*Task directions:*
Please copy all of the records exactly, leaving nothing out.

*Data extracts:*
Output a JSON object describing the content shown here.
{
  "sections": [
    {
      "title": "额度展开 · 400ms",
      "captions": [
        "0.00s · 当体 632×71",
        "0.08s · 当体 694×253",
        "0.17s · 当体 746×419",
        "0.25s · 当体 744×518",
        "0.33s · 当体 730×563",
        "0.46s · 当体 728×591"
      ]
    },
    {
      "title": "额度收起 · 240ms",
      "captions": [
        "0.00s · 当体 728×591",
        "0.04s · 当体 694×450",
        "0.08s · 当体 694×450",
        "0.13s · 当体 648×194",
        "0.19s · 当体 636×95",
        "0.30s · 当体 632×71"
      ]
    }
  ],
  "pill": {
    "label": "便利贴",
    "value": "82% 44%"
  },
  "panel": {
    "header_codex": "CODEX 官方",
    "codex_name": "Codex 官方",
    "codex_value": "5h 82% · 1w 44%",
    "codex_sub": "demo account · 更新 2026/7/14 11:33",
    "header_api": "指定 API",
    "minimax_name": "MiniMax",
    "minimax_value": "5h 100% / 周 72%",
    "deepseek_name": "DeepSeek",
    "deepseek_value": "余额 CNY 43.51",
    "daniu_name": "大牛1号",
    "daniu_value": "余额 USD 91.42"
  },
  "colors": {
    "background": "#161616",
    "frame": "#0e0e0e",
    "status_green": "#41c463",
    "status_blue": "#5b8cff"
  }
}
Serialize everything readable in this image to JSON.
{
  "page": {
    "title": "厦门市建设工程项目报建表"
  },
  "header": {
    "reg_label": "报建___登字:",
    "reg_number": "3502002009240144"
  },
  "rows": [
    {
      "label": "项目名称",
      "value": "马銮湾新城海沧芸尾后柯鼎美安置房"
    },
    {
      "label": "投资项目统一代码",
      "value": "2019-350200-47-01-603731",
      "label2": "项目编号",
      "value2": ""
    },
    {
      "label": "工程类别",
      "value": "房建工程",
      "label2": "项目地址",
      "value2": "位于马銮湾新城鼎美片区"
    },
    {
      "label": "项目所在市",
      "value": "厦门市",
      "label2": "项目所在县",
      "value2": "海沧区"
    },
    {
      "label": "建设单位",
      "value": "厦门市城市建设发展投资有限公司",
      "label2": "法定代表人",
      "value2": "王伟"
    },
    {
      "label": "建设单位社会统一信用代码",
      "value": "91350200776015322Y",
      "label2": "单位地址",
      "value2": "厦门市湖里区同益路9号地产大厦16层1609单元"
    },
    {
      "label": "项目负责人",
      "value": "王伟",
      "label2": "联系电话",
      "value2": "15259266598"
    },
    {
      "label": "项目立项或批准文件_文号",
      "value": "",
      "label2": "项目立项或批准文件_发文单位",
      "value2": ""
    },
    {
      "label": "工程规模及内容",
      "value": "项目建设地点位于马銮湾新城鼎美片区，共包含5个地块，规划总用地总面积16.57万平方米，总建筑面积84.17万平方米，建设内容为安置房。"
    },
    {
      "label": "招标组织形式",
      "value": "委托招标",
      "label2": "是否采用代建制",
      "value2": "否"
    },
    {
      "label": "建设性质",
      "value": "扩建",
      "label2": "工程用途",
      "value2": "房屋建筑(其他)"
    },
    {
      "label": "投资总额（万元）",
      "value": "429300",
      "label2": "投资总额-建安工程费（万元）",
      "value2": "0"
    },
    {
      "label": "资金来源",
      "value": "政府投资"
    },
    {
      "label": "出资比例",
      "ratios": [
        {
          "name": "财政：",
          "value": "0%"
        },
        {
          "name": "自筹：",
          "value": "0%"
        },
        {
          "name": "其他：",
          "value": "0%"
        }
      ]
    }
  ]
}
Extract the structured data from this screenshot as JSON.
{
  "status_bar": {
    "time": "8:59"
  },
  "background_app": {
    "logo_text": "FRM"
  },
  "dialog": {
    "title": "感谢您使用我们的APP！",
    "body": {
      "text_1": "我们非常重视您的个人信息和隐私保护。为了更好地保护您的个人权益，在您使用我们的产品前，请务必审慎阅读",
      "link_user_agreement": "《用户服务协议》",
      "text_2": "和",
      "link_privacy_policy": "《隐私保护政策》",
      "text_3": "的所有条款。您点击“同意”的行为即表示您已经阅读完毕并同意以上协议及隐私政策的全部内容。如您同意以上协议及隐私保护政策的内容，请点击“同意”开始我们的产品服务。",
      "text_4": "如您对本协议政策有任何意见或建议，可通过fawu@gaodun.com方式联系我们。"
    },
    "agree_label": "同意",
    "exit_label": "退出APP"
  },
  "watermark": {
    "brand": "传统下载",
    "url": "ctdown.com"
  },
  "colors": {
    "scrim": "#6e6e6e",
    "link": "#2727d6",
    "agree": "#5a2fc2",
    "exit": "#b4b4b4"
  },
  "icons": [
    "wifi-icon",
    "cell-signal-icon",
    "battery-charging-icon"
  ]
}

*Answer to the exercise:*
Output a JSON object describing the content shown here.
{
  "sections": [
    {
      "title": "额度展开 · 400ms",
      "captions": [
        "0.00s · 当体 632×71",
        "0.08s · 当体 694×253",
        "0.17s · 当体 746×419",
        "0.25s · 当体 744×518",
        "0.33s · 当体 730×563",
        "0.46s · 当体 728×591"
      ]
    },
    {
      "title": "额度收起 · 240ms",
      "captions": [
        "0.00s · 当体 728×591",
        "0.04s · 当体 694×450",
        "0.08s · 当体 694×450",
        "0.13s · 当体 648×194",
        "0.19s · 当体 636×95",
        "0.30s · 当体 632×71"
      ]
    }
  ],
  "pill": {
    "label": "便利贴",
    "value": "82% 44%"
  },
  "panel": {
    "header_codex": "CODEX 官方",
    "codex_name": "Codex 官方",
    "codex_value": "5h 82% · 1w 44%",
    "codex_sub": "demo account · 更新 2026/7/14 11:33",
    "header_api": "指定 API",
    "minimax_name": "MiniMax",
    "minimax_value": "5h 100% / 周 72%",
    "deepseek_name": "DeepSeek",
    "deepseek_value": "余额 CNY 43.51",
    "daniu_name": "大牛1号",
    "daniu_value": "余额 USD 91.42"
  },
  "colors": {
    "background": "#161616",
    "frame": "#0e0e0e",
    "status_green": "#41c463",
    "status_blue": "#5b8cff"
  }
}
Serialize everything readable in this image to JSON.
{
  "page": {
    "title": "厦门市建设工程项目报建表"
  },
  "header": {
    "reg_label": "报建___登字:",
    "reg_number": "3502002009240144"
  },
  "rows": [
    {
      "label": "项目名称",
      "value": "马銮湾新城海沧芸尾后柯鼎美安置房"
    },
    {
      "label": "投资项目统一代码",
      "value": "2019-350200-47-01-603731",
      "label2": "项目编号",
      "value2": ""
    },
    {
      "label": "工程类别",
      "value": "房建工程",
      "label2": "项目地址",
      "value2": "位于马銮湾新城鼎美片区"
    },
    {
      "label": "项目所在市",
      "value": "厦门市",
      "label2": "项目所在县",
      "value2": "海沧区"
    },
    {
      "label": "建设单位",
      "value": "厦门市城市建设发展投资有限公司",
      "label2": "法定代表人",
      "value2": "王伟"
    },
    {
      "label": "建设单位社会统一信用代码",
      "value": "91350200776015322Y",
      "label2": "单位地址",
      "value2": "厦门市湖里区同益路9号地产大厦16层1609单元"
    },
    {
      "label": "项目负责人",
      "value": "王伟",
      "label2": "联系电话",
      "value2": "15259266598"
    },
    {
      "label": "项目立项或批准文件_文号",
      "value": "",
      "label2": "项目立项或批准文件_发文单位",
      "value2": ""
    },
    {
      "label": "工程规模及内容",
      "value": "项目建设地点位于马銮湾新城鼎美片区，共包含5个地块，规划总用地总面积16.57万平方米，总建筑面积84.17万平方米，建设内容为安置房。"
    },
    {
      "label": "招标组织形式",
      "value": "委托招标",
      "label2": "是否采用代建制",
      "value2": "否"
    },
    {
      "label": "建设性质",
      "value": "扩建",
      "label2": "工程用途",
      "value2": "房屋建筑(其他)"
    },
    {
      "label": "投资总额（万元）",
      "value": "429300",
      "label2": "投资总额-建安工程费（万元）",
      "value2": "0"
    },
    {
      "label": "资金来源",
      "value": "政府投资"
    },
    {
      "label": "出资比例",
      "ratios": [
        {
          "name": "财政：",
          "value": "0%"
        },
        {
          "name": "自筹：",
          "value": "0%"
        },
        {
          "name": "其他：",
          "value": "0%"
        }
      ]
    }
  ]
}
Extract the structured data from this screenshot as JSON.
{
  "status_bar": {
    "time": "8:59"
  },
  "background_app": {
    "logo_text": "FRM"
  },
  "dialog": {
    "title": "感谢您使用我们的APP！",
    "body": {
      "text_1": "我们非常重视您的个人信息和隐私保护。为了更好地保护您的个人权益，在您使用我们的产品前，请务必审慎阅读",
      "link_user_agreement": "《用户服务协议》",
      "text_2": "和",
      "link_privacy_policy": "《隐私保护政策》",
      "text_3": "的所有条款。您点击“同意”的行为即表示您已经阅读完毕并同意以上协议及隐私政策的全部内容。如您同意以上协议及隐私保护政策的内容，请点击“同意”开始我们的产品服务。",
      "text_4": "如您对本协议政策有任何意见或建议，可通过fawu@gaodun.com方式联系我们。"
    },
    "agree_label": "同意",
    "exit_label": "退出APP"
  },
  "watermark": {
    "brand": "传统下载",
    "url": "ctdown.com"
  },
  "colors": {
    "scrim": "#6e6e6e",
    "link": "#2727d6",
    "agree": "#5a2fc2",
    "exit": "#b4b4b4"
  },
  "icons": [
    "wifi-icon",
    "cell-signal-icon",
    "battery-charging-icon"
  ]
}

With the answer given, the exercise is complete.